Hit my music:
But for real, though, there was some real trepidation Saturday night and Sunday morning. We opened the Okinawan softball season yesterday, but right up until the game started I was worried about how my body would hold up in the sweltering heat of Halawa. I had not played a softball game in 4 months. Hell, I hadn’t done anything remotely physical since the twins were born and I wasn’t eager to find out what that inactivity might have done to my already diminished athleticism.
It’s official. I’m in the worst shape of my life. I started stretching 15 minutes before the game started and my legs didn’t want to cooperate. My thighs were so tight! Stretching required me to put my legs into positions that hadn’t attempted in quite some time and they weren’t thrilled about it at all, just sharp pains in my quads, hamstrings, and in my right hip. I didn’t make a complete fool of myself. I didn’t make a play on a grounder I should have. I made a decent play to save the ball from going out of play. I had two hits including a game-tying RBI single with two outs in the bottom of the 9th inning! Hashtag clutch! But we lost in the 10th inning, 8-7.

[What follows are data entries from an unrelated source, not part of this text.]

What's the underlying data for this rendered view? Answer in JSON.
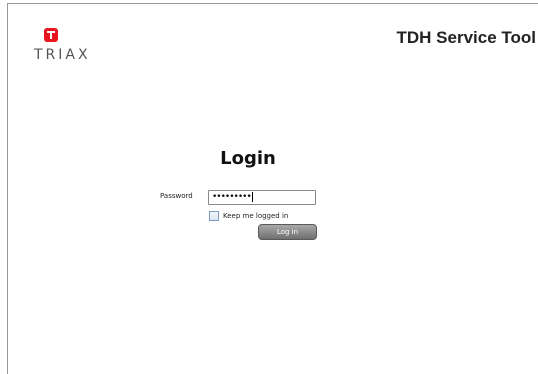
{
  "header": {
    "logo_text": "TRIAX",
    "app_title": "TDH Service Tool"
  },
  "login": {
    "heading": "Login",
    "password_label": "Password",
    "password_value": "•••••••••",
    "keep_logged_in_label": "Keep me logged in",
    "keep_logged_in_checked": false,
    "submit_label": "Log in"
  },
  "colors": {
    "brand_red": "#e8161e",
    "button_gray": "#7f7f7f"
  }
}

Lynnette arrived with the kids just as the game ended. Some of my teammates got to see Cole and Avery for the first time. I pushed the stroller to a bench under the shade of a large tree. I sat down without taking my backpack off. “Are you alright, or what?” Lynnette asked. “Why?” I asked. “Your face is super-red and you’re breathing hard,” she said. “Yeah,” I said. “Yeah, you’re alright, or…” she said. “Yeah, my face is super-red and I’m breathing hard,” I said.
The twins were in fine spirits. They love being outside. They love looking skyward at the green of the trees and the blue of the sky. As I sat there waiting for my body to make the long trip back to homeostasis, Lynnette filled them in. “This is the park where daddy plays softball,” she said. They kicked and fidgeted. “We’re going to be spending a lot of time here watching daddy play. You’ll get to play with Madison and Declan!” she said. I nodded. I don’t know how many more seasons Lynnette thinks I have in me, but it’s probably more than I think. Not much left in the tank unless I make some life changes. So not much left in the tank, then.

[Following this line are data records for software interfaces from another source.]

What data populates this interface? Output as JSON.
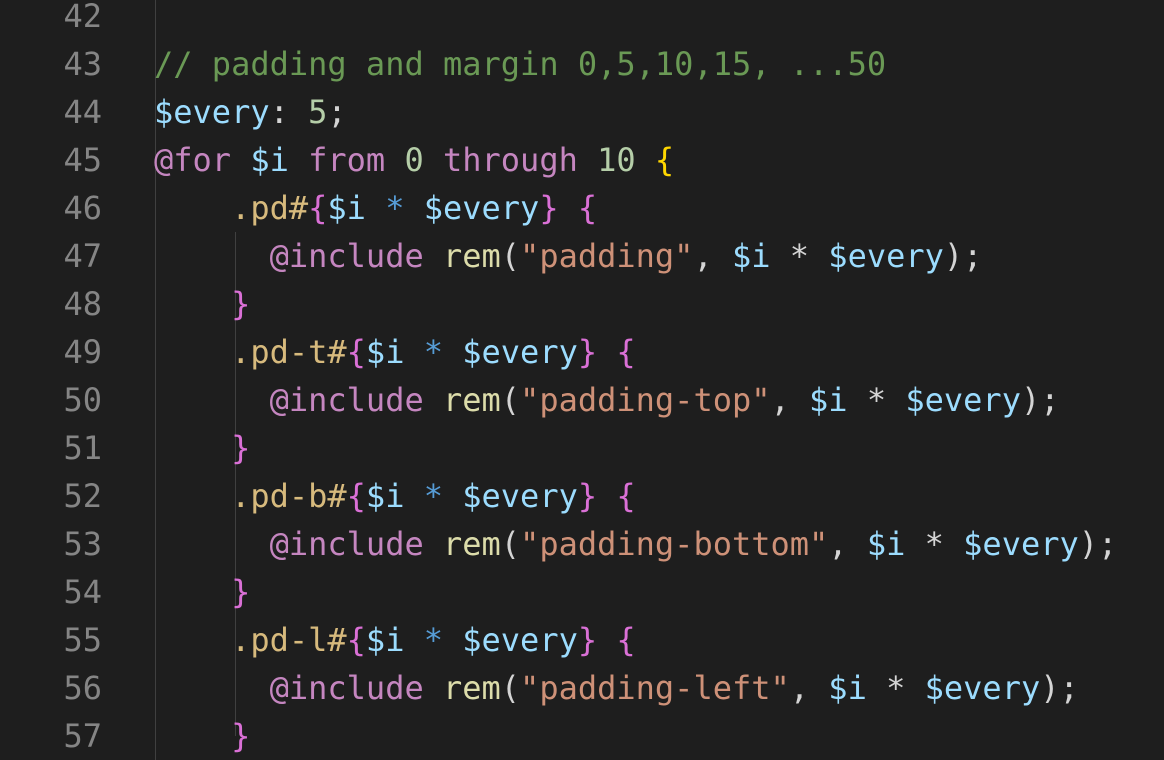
{
  "editor": {
    "colors": {
      "background": "#1e1e1e",
      "line_number": "#858585",
      "comment": "#6a9955",
      "variable": "#9cdcfe",
      "number": "#b5cea8",
      "keyword": "#c586c0",
      "bracket_level1": "#ffd700",
      "bracket_level2": "#da70d6",
      "selector": "#d7ba7d",
      "function": "#dcdcaa",
      "string": "#ce9178",
      "operator": "#569cd6"
    },
    "lines": [
      {
        "number": "42",
        "tokens": []
      },
      {
        "number": "43",
        "tokens": [
          {
            "text": "// padding and margin 0,5,10,15, ...50",
            "type": "comment"
          }
        ]
      },
      {
        "number": "44",
        "tokens": [
          {
            "text": "$every",
            "type": "var"
          },
          {
            "text": ": ",
            "type": "punc"
          },
          {
            "text": "5",
            "type": "num"
          },
          {
            "text": ";",
            "type": "punc"
          }
        ]
      },
      {
        "number": "45",
        "tokens": [
          {
            "text": "@for",
            "type": "kw"
          },
          {
            "text": " ",
            "type": "punc"
          },
          {
            "text": "$i",
            "type": "var"
          },
          {
            "text": " ",
            "type": "punc"
          },
          {
            "text": "from",
            "type": "kw"
          },
          {
            "text": " ",
            "type": "punc"
          },
          {
            "text": "0",
            "type": "num"
          },
          {
            "text": " ",
            "type": "punc"
          },
          {
            "text": "through",
            "type": "kw"
          },
          {
            "text": " ",
            "type": "punc"
          },
          {
            "text": "10",
            "type": "num"
          },
          {
            "text": " ",
            "type": "punc"
          },
          {
            "text": "{",
            "type": "brace"
          }
        ]
      },
      {
        "number": "46",
        "tokens": [
          {
            "text": "    ",
            "type": "punc"
          },
          {
            "text": ".pd#",
            "type": "sel"
          },
          {
            "text": "{",
            "type": "brace2"
          },
          {
            "text": "$i",
            "type": "var"
          },
          {
            "text": " ",
            "type": "punc"
          },
          {
            "text": "*",
            "type": "op"
          },
          {
            "text": " ",
            "type": "punc"
          },
          {
            "text": "$every",
            "type": "var"
          },
          {
            "text": "}",
            "type": "brace2"
          },
          {
            "text": " ",
            "type": "punc"
          },
          {
            "text": "{",
            "type": "brace2"
          }
        ]
      },
      {
        "number": "47",
        "tokens": [
          {
            "text": "      ",
            "type": "punc"
          },
          {
            "text": "@include",
            "type": "kw"
          },
          {
            "text": " ",
            "type": "punc"
          },
          {
            "text": "rem",
            "type": "fn"
          },
          {
            "text": "(",
            "type": "punc"
          },
          {
            "text": "\"padding\"",
            "type": "str"
          },
          {
            "text": ", ",
            "type": "punc"
          },
          {
            "text": "$i",
            "type": "var"
          },
          {
            "text": " * ",
            "type": "punc"
          },
          {
            "text": "$every",
            "type": "var"
          },
          {
            "text": ");",
            "type": "punc"
          }
        ]
      },
      {
        "number": "48",
        "tokens": [
          {
            "text": "    ",
            "type": "punc"
          },
          {
            "text": "}",
            "type": "brace2"
          }
        ]
      },
      {
        "number": "49",
        "tokens": [
          {
            "text": "    ",
            "type": "punc"
          },
          {
            "text": ".pd-t#",
            "type": "sel"
          },
          {
            "text": "{",
            "type": "brace2"
          },
          {
            "text": "$i",
            "type": "var"
          },
          {
            "text": " ",
            "type": "punc"
          },
          {
            "text": "*",
            "type": "op"
          },
          {
            "text": " ",
            "type": "punc"
          },
          {
            "text": "$every",
            "type": "var"
          },
          {
            "text": "}",
            "type": "brace2"
          },
          {
            "text": " ",
            "type": "punc"
          },
          {
            "text": "{",
            "type": "brace2"
          }
        ]
      },
      {
        "number": "50",
        "tokens": [
          {
            "text": "      ",
            "type": "punc"
          },
          {
            "text": "@include",
            "type": "kw"
          },
          {
            "text": " ",
            "type": "punc"
          },
          {
            "text": "rem",
            "type": "fn"
          },
          {
            "text": "(",
            "type": "punc"
          },
          {
            "text": "\"padding-top\"",
            "type": "str"
          },
          {
            "text": ", ",
            "type": "punc"
          },
          {
            "text": "$i",
            "type": "var"
          },
          {
            "text": " * ",
            "type": "punc"
          },
          {
            "text": "$every",
            "type": "var"
          },
          {
            "text": ");",
            "type": "punc"
          }
        ]
      },
      {
        "number": "51",
        "tokens": [
          {
            "text": "    ",
            "type": "punc"
          },
          {
            "text": "}",
            "type": "brace2"
          }
        ]
      },
      {
        "number": "52",
        "tokens": [
          {
            "text": "    ",
            "type": "punc"
          },
          {
            "text": ".pd-b#",
            "type": "sel"
          },
          {
            "text": "{",
            "type": "brace2"
          },
          {
            "text": "$i",
            "type": "var"
          },
          {
            "text": " ",
            "type": "punc"
          },
          {
            "text": "*",
            "type": "op"
          },
          {
            "text": " ",
            "type": "punc"
          },
          {
            "text": "$every",
            "type": "var"
          },
          {
            "text": "}",
            "type": "brace2"
          },
          {
            "text": " ",
            "type": "punc"
          },
          {
            "text": "{",
            "type": "brace2"
          }
        ]
      },
      {
        "number": "53",
        "tokens": [
          {
            "text": "      ",
            "type": "punc"
          },
          {
            "text": "@include",
            "type": "kw"
          },
          {
            "text": " ",
            "type": "punc"
          },
          {
            "text": "rem",
            "type": "fn"
          },
          {
            "text": "(",
            "type": "punc"
          },
          {
            "text": "\"padding-bottom\"",
            "type": "str"
          },
          {
            "text": ", ",
            "type": "punc"
          },
          {
            "text": "$i",
            "type": "var"
          },
          {
            "text": " * ",
            "type": "punc"
          },
          {
            "text": "$every",
            "type": "var"
          },
          {
            "text": ");",
            "type": "punc"
          }
        ]
      },
      {
        "number": "54",
        "tokens": [
          {
            "text": "    ",
            "type": "punc"
          },
          {
            "text": "}",
            "type": "brace2"
          }
        ]
      },
      {
        "number": "55",
        "tokens": [
          {
            "text": "    ",
            "type": "punc"
          },
          {
            "text": ".pd-l#",
            "type": "sel"
          },
          {
            "text": "{",
            "type": "brace2"
          },
          {
            "text": "$i",
            "type": "var"
          },
          {
            "text": " ",
            "type": "punc"
          },
          {
            "text": "*",
            "type": "op"
          },
          {
            "text": " ",
            "type": "punc"
          },
          {
            "text": "$every",
            "type": "var"
          },
          {
            "text": "}",
            "type": "brace2"
          },
          {
            "text": " ",
            "type": "punc"
          },
          {
            "text": "{",
            "type": "brace2"
          }
        ]
      },
      {
        "number": "56",
        "tokens": [
          {
            "text": "      ",
            "type": "punc"
          },
          {
            "text": "@include",
            "type": "kw"
          },
          {
            "text": " ",
            "type": "punc"
          },
          {
            "text": "rem",
            "type": "fn"
          },
          {
            "text": "(",
            "type": "punc"
          },
          {
            "text": "\"padding-left\"",
            "type": "str"
          },
          {
            "text": ", ",
            "type": "punc"
          },
          {
            "text": "$i",
            "type": "var"
          },
          {
            "text": " * ",
            "type": "punc"
          },
          {
            "text": "$every",
            "type": "var"
          },
          {
            "text": ");",
            "type": "punc"
          }
        ]
      },
      {
        "number": "57",
        "tokens": [
          {
            "text": "    ",
            "type": "punc"
          },
          {
            "text": "}",
            "type": "brace2"
          }
        ]
      }
    ]
  }
}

The stairs are murder this morning. Everything from the waist down is tight. My right ankle is balky. I guess we’re going to find out if I can play myself back into shape, but man, this is rough. To be honest, I actually considered sitting this season out. I told Matty about my thoughts before the game as we sat on the bench under the shade of the tree like we always do. “Yeah, mom and dad said you didn’t think you were coming,” he said. “Yeah,” I said. I looked down at my cleats. “But I think I was afraid that if I didn’t, I might not ever play anything again,” I said. “Yeah,” he said. “Yeah,” I said.